There are Windmills scattered all over the Hamptons. Actually, I think there are 11 remaining on Long Island, but have you ever noticed any in Southampton Village? Most have been “removed” now; relocated to other areas for others to admire. One remains down on Gin Lane (which is not on any windmill list), another is at the college, and another is now all the way out in Wainscott.
Above: Windmill at Southampton (Stony Brook) College
Historically windmills were bought and sold and moved around quite often. In addition to being very attractive machines, windmills provided a good living for millers and were a very necessary and practical part of live. They were gristmills, grinding grain into feed for animals and flour for people. When there was no wind some of them had engines to spin their domes around to do the grinding, and before that oxen would pull them around.
Familiar Southampton historian, William S. Pelletreau, write about the Wainscott Windmill in The Bridgehampton News on Oct. 30, 1915:
“This mill was originally built on the west side of Wind Mill Lane or the west street, of Southampton village, a little ways south of the North Sea Road. At this point there was an old fort built during the Revolution and on its site were erected three wind mills. One was blown down, another was burned down in 1812, and the wind mill now under consideration was built on the same site in 1813. The owners were Jeremiah Jagger and Obadiah Foster, and the cost was $304. As we were born in a house not very far distant, this mill is one of the recollections of our early childhood. The miller at that time was Obadiah Howell, well known as ‘Uncle Oby.’ About a quarter of a mile south of it, at the junction of Hill street and Windmill Lane, was another mill, standing on Mill Hill and for many years a very conspicuous feature of the landscape. This mill was owned by Capt. Barney R. Green in 1849, and he conceived the idea of purchasing the north mill and having it removed to Mill Hill by the side of the other and having one miller tend both. This was done about 1850. The miller was Richard Dunster. When the wind was regular, it was all well enough, but when the wind was ‘flawey’ or blew a gale it was amusing to see the miller running like a shuttle to and from each mill. It was soon found to be impracticable, and about 1852 Captain Green sold the mill to parties from Wainscott, and it was moved to that place.”
Above: Wainscott Windmill
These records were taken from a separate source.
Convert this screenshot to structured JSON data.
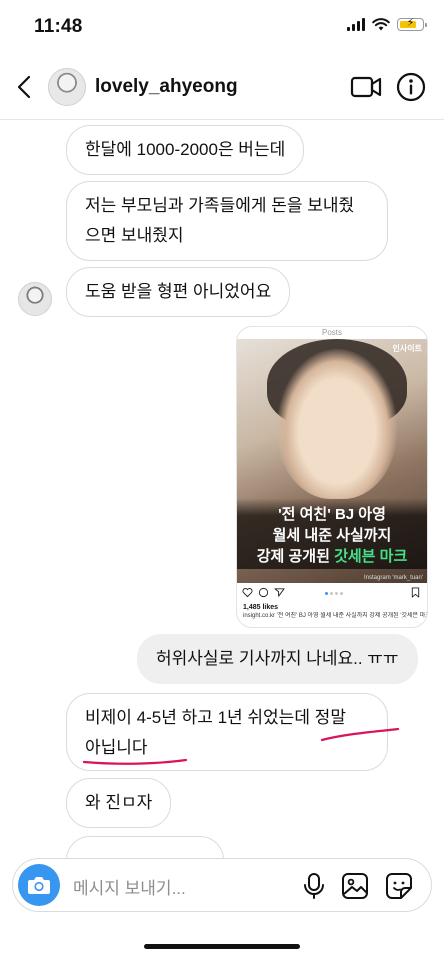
{
  "status_bar": {
    "time": "11:48",
    "battery_color": "#f5c400",
    "battery_charging": true,
    "icons": [
      "signal-icon",
      "wifi-icon",
      "battery-icon"
    ]
  },
  "header": {
    "username": "lovely_ahyeong",
    "icons": [
      "back-chevron-icon",
      "video-call-icon",
      "info-icon"
    ]
  },
  "messages": [
    {
      "side": "left",
      "text": "한달에 1000-2000은 버는데"
    },
    {
      "side": "left",
      "lines": [
        "저는 부모님과 가족들에게 돈을 보내줬",
        "으면 보내줬지"
      ]
    },
    {
      "side": "left",
      "text": "도움 받을 형편 아니었어요",
      "show_avatar": true
    },
    {
      "side": "right",
      "type": "shared_post"
    },
    {
      "side": "right",
      "text": "허위사실로 기사까지 나네요.. ㅠㅠ"
    },
    {
      "side": "left",
      "lines": [
        "비제이 4-5년 하고 1년 쉬었는데 정말",
        "아닙니다"
      ],
      "annotation": "red underline"
    },
    {
      "side": "left",
      "text": "와 진ㅁ자"
    }
  ],
  "shared_post": {
    "header_label": "Posts",
    "brand": "인사이트",
    "headline_lines": [
      "'전 여친' BJ 아영",
      "월세 내준 사실까지",
      "강제 공개된"
    ],
    "headline_accent": "갓세븐 마크",
    "photo_credit": "Instagram 'mark_tuan'",
    "likes": "1,485 likes",
    "caption": "insight.co.kr '전 여친' BJ 아영 월세 내준 사실까지 강제 공개된 '갓세븐 마크",
    "accent_color": "#47e08a"
  },
  "composer": {
    "placeholder": "메시지 보내기...",
    "camera_color": "#3797f0",
    "icons": [
      "camera-icon",
      "microphone-icon",
      "gallery-icon",
      "sticker-icon"
    ]
  },
  "annotation_color": "#d9145e"
}
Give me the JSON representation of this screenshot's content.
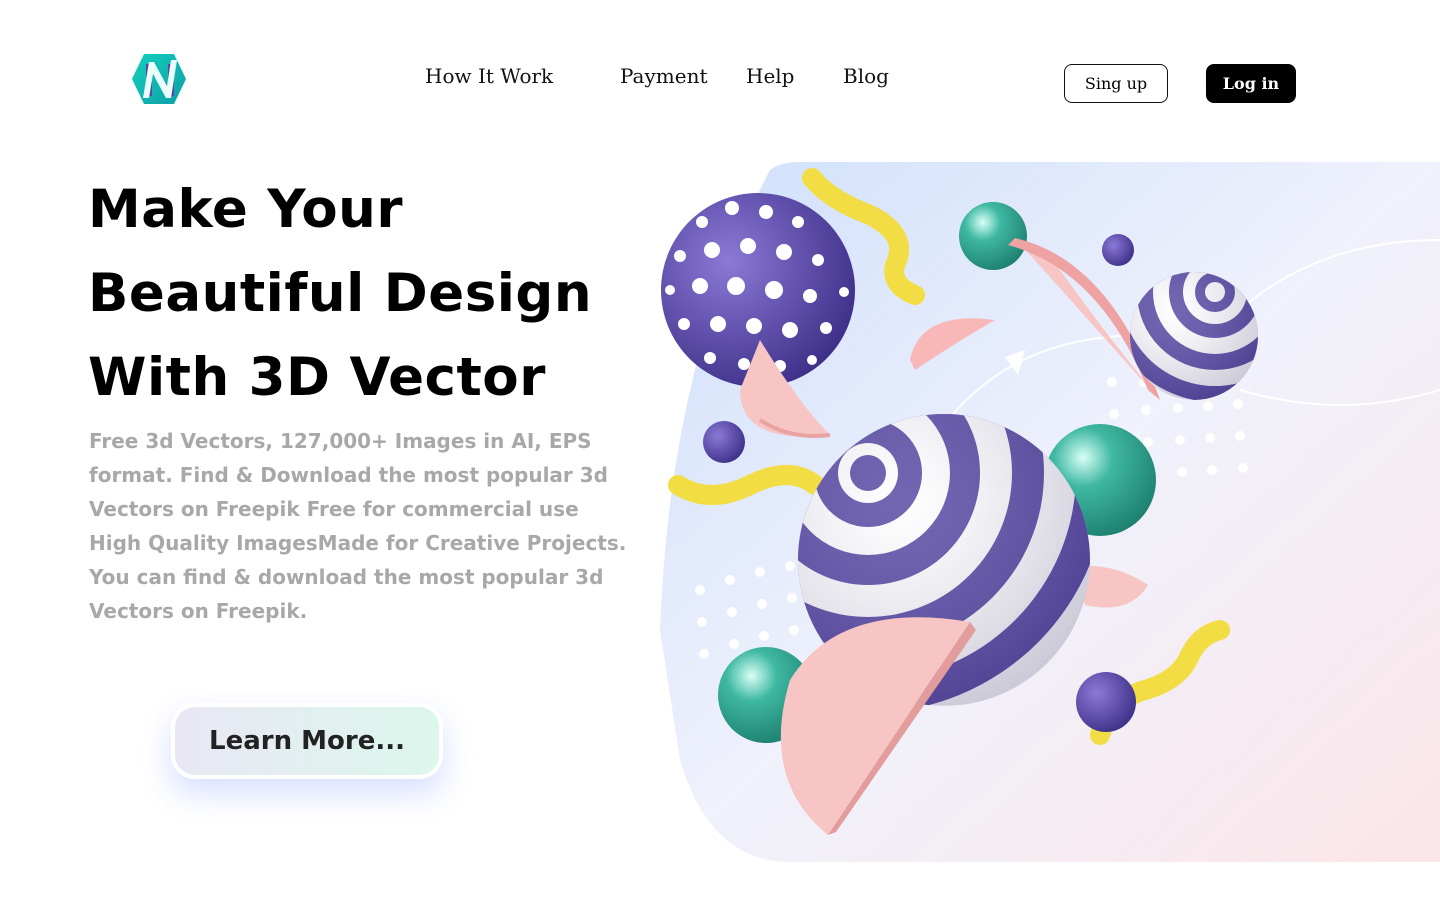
{
  "logo": {
    "icon": "n-letter-logo-icon",
    "colors": [
      "#12c6b6",
      "#5a46a8"
    ]
  },
  "nav": {
    "items": [
      {
        "label": "How It Work"
      },
      {
        "label": "Payment"
      },
      {
        "label": "Help"
      },
      {
        "label": "Blog"
      }
    ]
  },
  "auth": {
    "signup_label": "Sing up",
    "login_label": "Log in"
  },
  "hero": {
    "title_lines": [
      "Make Your",
      "Beautiful Design",
      "With 3D Vector"
    ],
    "description": "Free 3d Vectors, 127,000+ Images in AI, EPS format. Find & Download the most popular 3d Vectors on Freepik Free for commercial use High Quality ImagesMade for Creative Projects. You can find & download the most popular 3d Vectors on Freepik.",
    "cta_label": "Learn More...",
    "illustration": "3d-abstract-shapes-illustration"
  },
  "colors": {
    "accent_purple": "#5a4ba5",
    "accent_teal": "#2fa892",
    "accent_pink": "#f7c6c4",
    "accent_yellow": "#f5e04a",
    "desc_gray": "#a8a8a8"
  }
}
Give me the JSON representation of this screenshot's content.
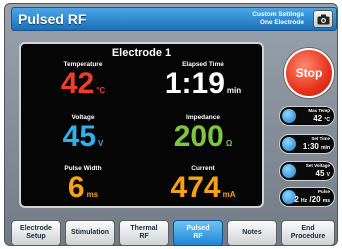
{
  "header": {
    "title": "Pulsed RF",
    "custom_line1": "Custom Settings",
    "custom_line2": "One Electrode"
  },
  "panel": {
    "electrode": "Electrode 1",
    "temperature": {
      "label": "Temperature",
      "value": "42",
      "unit": "°C"
    },
    "elapsed": {
      "label": "Elapsed Time",
      "value": "1:19",
      "unit": "min"
    },
    "voltage": {
      "label": "Voltage",
      "value": "45",
      "unit": "V"
    },
    "impedance": {
      "label": "Impedance",
      "value": "200",
      "unit": "Ω"
    },
    "pulse_width": {
      "label": "Pulse Width",
      "value": "6",
      "unit": "ms"
    },
    "current": {
      "label": "Current",
      "value": "474",
      "unit": "mA"
    }
  },
  "stop_label": "Stop",
  "settings": [
    {
      "label": "Max Temp",
      "value": "42",
      "unit": "°C"
    },
    {
      "label": "Set Time",
      "value": "1:30",
      "unit": "min"
    },
    {
      "label": "Set Voltage",
      "value": "45",
      "unit": "V"
    },
    {
      "label": "Pulse",
      "value": "2",
      "unit": "Hz",
      "value2": "20",
      "unit2": "ms"
    }
  ],
  "nav": [
    {
      "label": "Electrode\nSetup"
    },
    {
      "label": "Stimulation"
    },
    {
      "label": "Thermal\nRF"
    },
    {
      "label": "Pulsed\nRF"
    },
    {
      "label": "Notes"
    },
    {
      "label": "End\nProcedure"
    }
  ],
  "colors": {
    "temperature": "#ee3d2b",
    "voltage": "#2fb1ec",
    "impedance": "#7ec540",
    "pulse_width": "#f7a215",
    "current": "#f7a215",
    "active_tab": "#1e86d4"
  },
  "icons": {
    "screenshot": "camera-icon"
  }
}
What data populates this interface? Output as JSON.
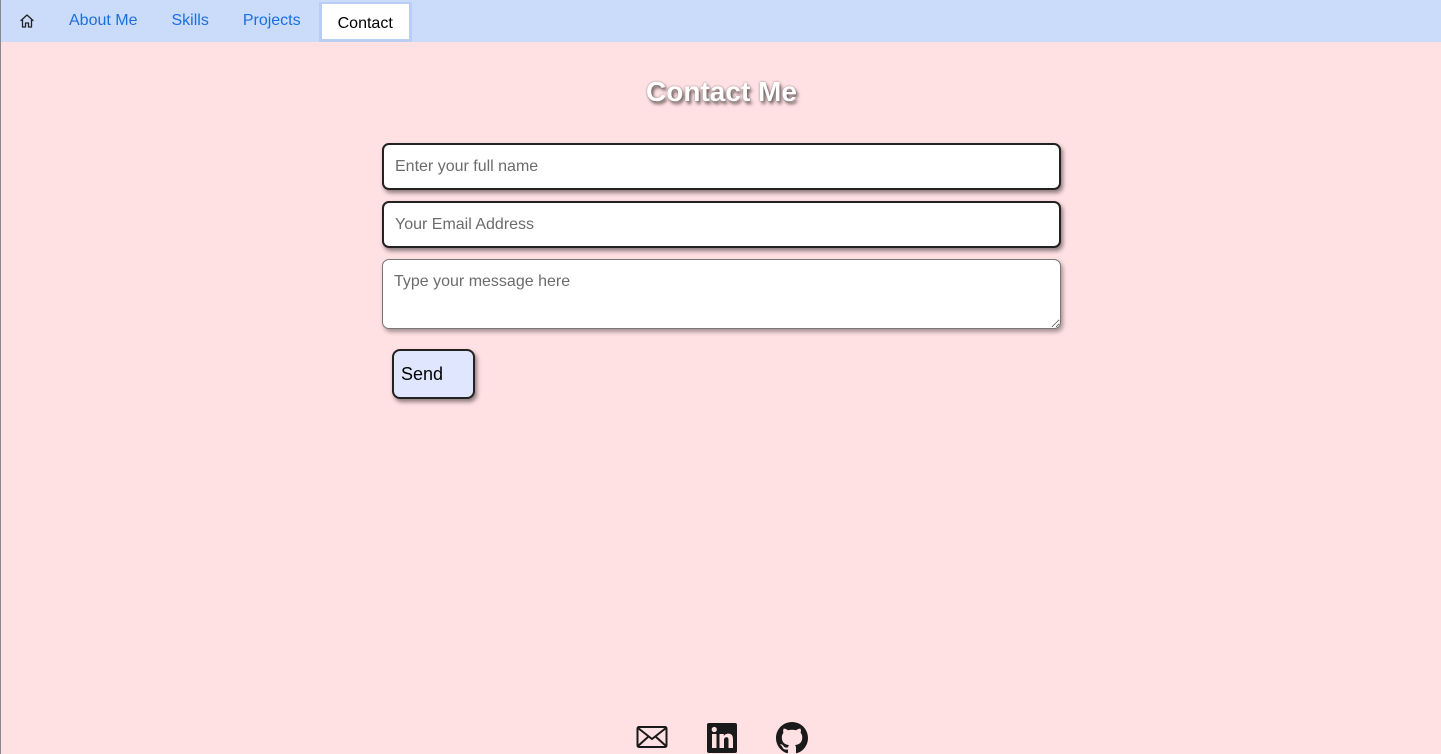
{
  "nav": {
    "home_icon": "house-icon",
    "links": [
      {
        "label": "About Me"
      },
      {
        "label": "Skills"
      },
      {
        "label": "Projects"
      },
      {
        "label": "Contact",
        "active": true
      }
    ]
  },
  "main": {
    "title": "Contact Me",
    "form": {
      "name_placeholder": "Enter your full name",
      "name_value": "",
      "email_placeholder": "Your Email Address",
      "email_value": "",
      "message_placeholder": "Type your message here",
      "message_value": "",
      "send_label": "Send"
    }
  },
  "footer": {
    "icons": [
      "envelope-icon",
      "linkedin-icon",
      "github-icon"
    ]
  },
  "colors": {
    "page_bg": "#ffe0e3",
    "navbar_bg": "#cbdcfb",
    "nav_link": "#1a6fe0",
    "send_bg": "#dfe6fd"
  }
}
Here’s a great link listing all 11 Long Island Windmills, their locations, and a little bit about them: http://www.discoverlongisland.com/pr_detail.cfm/ID/65/group_ID/6. There’s also a great book called “Windmills and Water Mills of Long Island,” part of the Images of America series by Arcadia Press. It would make for a great weekend of sightseeing. Many of them host tours.